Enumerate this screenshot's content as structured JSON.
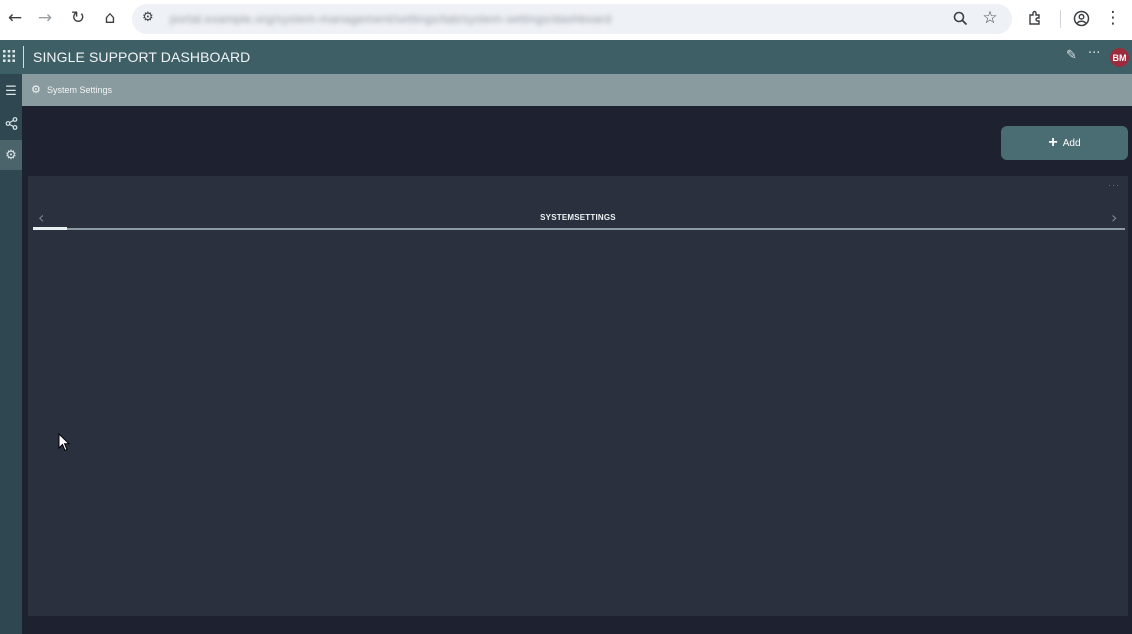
{
  "browser": {
    "url": "portal.example.org/system-management/settings/tab/system-settings/dashboard",
    "icons": [
      "back-icon",
      "forward-icon",
      "reload-icon",
      "home-icon",
      "site-settings-icon",
      "zoom-icon",
      "bookmark-star-icon",
      "extensions-icon",
      "profile-icon",
      "more-icon"
    ]
  },
  "header": {
    "title": "SINGLE SUPPORT DASHBOARD",
    "avatar_initials": "BM",
    "avatar_color": "#9c2b3d",
    "color": "#3e5f66"
  },
  "sidebar": {
    "items": [
      {
        "icon": "menu-icon"
      },
      {
        "icon": "share-nodes-icon"
      },
      {
        "icon": "gear-icon",
        "active": true
      }
    ]
  },
  "breadcrumb": {
    "label": "System Settings",
    "icon": "gear-icon"
  },
  "main": {
    "add_label": "Add",
    "tab_label": "SYSTEMSETTINGS"
  }
}
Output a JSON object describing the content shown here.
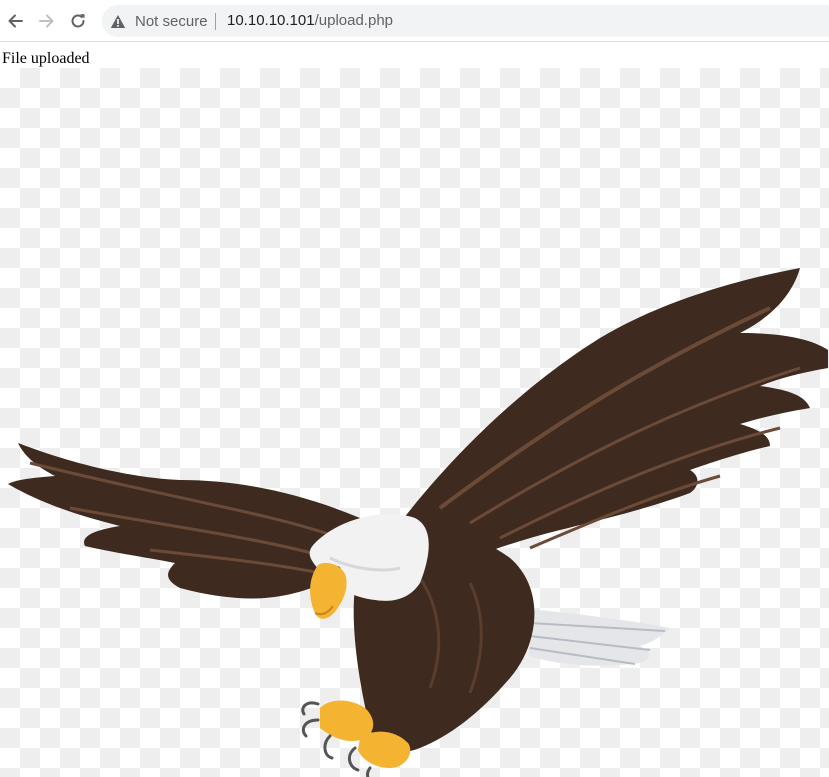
{
  "browser": {
    "security_label": "Not secure",
    "url_host": "10.10.10.101",
    "url_path": "/upload.php",
    "icons": {
      "back": "arrow-left-icon",
      "forward": "arrow-right-icon",
      "reload": "reload-icon",
      "security": "warning-triangle-icon"
    }
  },
  "page": {
    "message": "File uploaded",
    "image_subject": "eagle"
  },
  "colors": {
    "toolbar_bg": "#ffffff",
    "omnibox_bg": "#f1f3f4",
    "eagle_body": "#3e2a1f",
    "eagle_head": "#f2f2f2",
    "eagle_beak": "#f5b332"
  }
}
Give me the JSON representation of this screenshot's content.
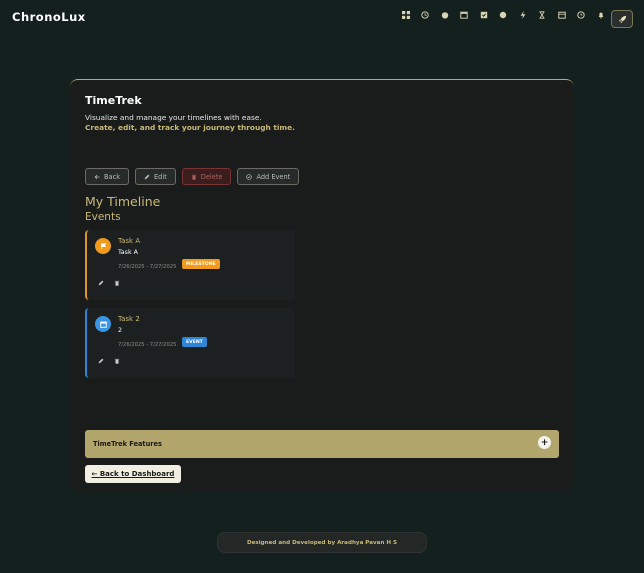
{
  "brand": "ChronoLux",
  "nav_icons": [
    "grid-icon",
    "clock-icon",
    "stopwatch-icon",
    "calendar-plus-icon",
    "check-calendar-icon",
    "globe-icon",
    "bolt-icon",
    "hourglass-icon",
    "calendar-icon",
    "alarm-icon",
    "bell-icon"
  ],
  "card": {
    "title": "TimeTrek",
    "subtitle": "Visualize and manage your timelines with ease.",
    "tagline": "Create, edit, and track your journey through time."
  },
  "toolbar": {
    "back": "Back",
    "edit": "Edit",
    "delete": "Delete",
    "add_event": "Add Event"
  },
  "timeline": {
    "title": "My Timeline",
    "events_heading": "Events",
    "events": [
      {
        "name": "Task A",
        "description": "Task A",
        "dates": "7/26/2025 - 7/27/2025",
        "badge": "MILESTONE"
      },
      {
        "name": "Task 2",
        "description": "2",
        "dates": "7/26/2025 - 7/27/2025",
        "badge": "EVENT"
      }
    ]
  },
  "features": {
    "label": "TimeTrek Features",
    "toggle": "+"
  },
  "back_dashboard": "← Back to Dashboard",
  "footer": "Designed and Developed by Aradhya Pavan H S",
  "colors": {
    "accent": "#c9b977",
    "milestone": "#f09a1f",
    "event": "#2f86d8"
  }
}
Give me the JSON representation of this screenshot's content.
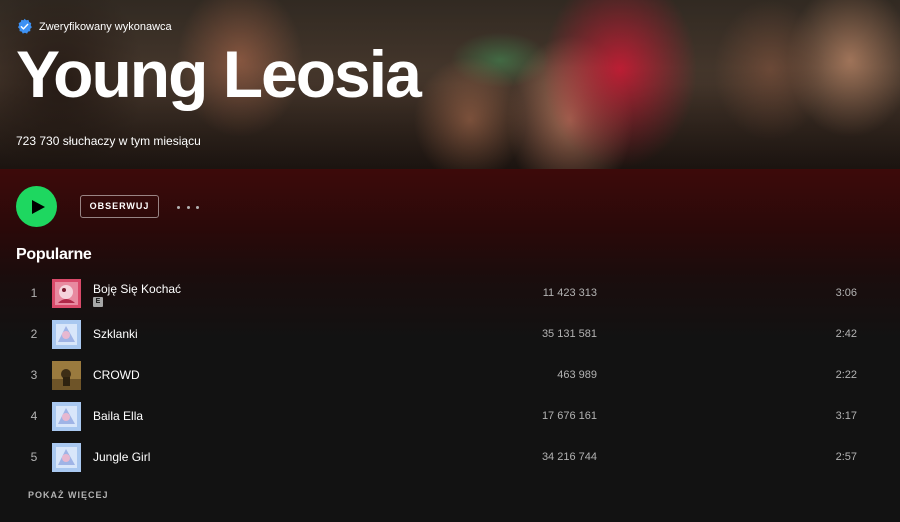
{
  "artist": {
    "verified_label": "Zweryfikowany wykonawca",
    "name": "Young Leosia",
    "monthly_listeners": "723 730 słuchaczy w tym miesiącu"
  },
  "controls": {
    "follow_label": "OBSERWUJ",
    "more_icon": "more-horizontal-icon",
    "play_icon": "play-icon"
  },
  "popular": {
    "title": "Popularne",
    "tracks": [
      {
        "num": "1",
        "title": "Boję Się Kochać",
        "explicit": "E",
        "plays": "11 423 313",
        "duration": "3:06"
      },
      {
        "num": "2",
        "title": "Szklanki",
        "plays": "35 131 581",
        "duration": "2:42"
      },
      {
        "num": "3",
        "title": "CROWD",
        "plays": "463 989",
        "duration": "2:22"
      },
      {
        "num": "4",
        "title": "Baila Ella",
        "plays": "17 676 161",
        "duration": "3:17"
      },
      {
        "num": "5",
        "title": "Jungle Girl",
        "plays": "34 216 744",
        "duration": "2:57"
      }
    ],
    "show_more": "POKAŻ WIĘCEJ"
  },
  "colors": {
    "accent": "#1ed760",
    "verified": "#3d91f4",
    "background": "#121212",
    "gradient_top": "#3d0a0a"
  }
}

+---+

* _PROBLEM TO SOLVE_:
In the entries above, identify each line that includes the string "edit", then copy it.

* _RESULT_:
    "tagline": "Create, edit, and track your journey through time."
    "edit": "Edit",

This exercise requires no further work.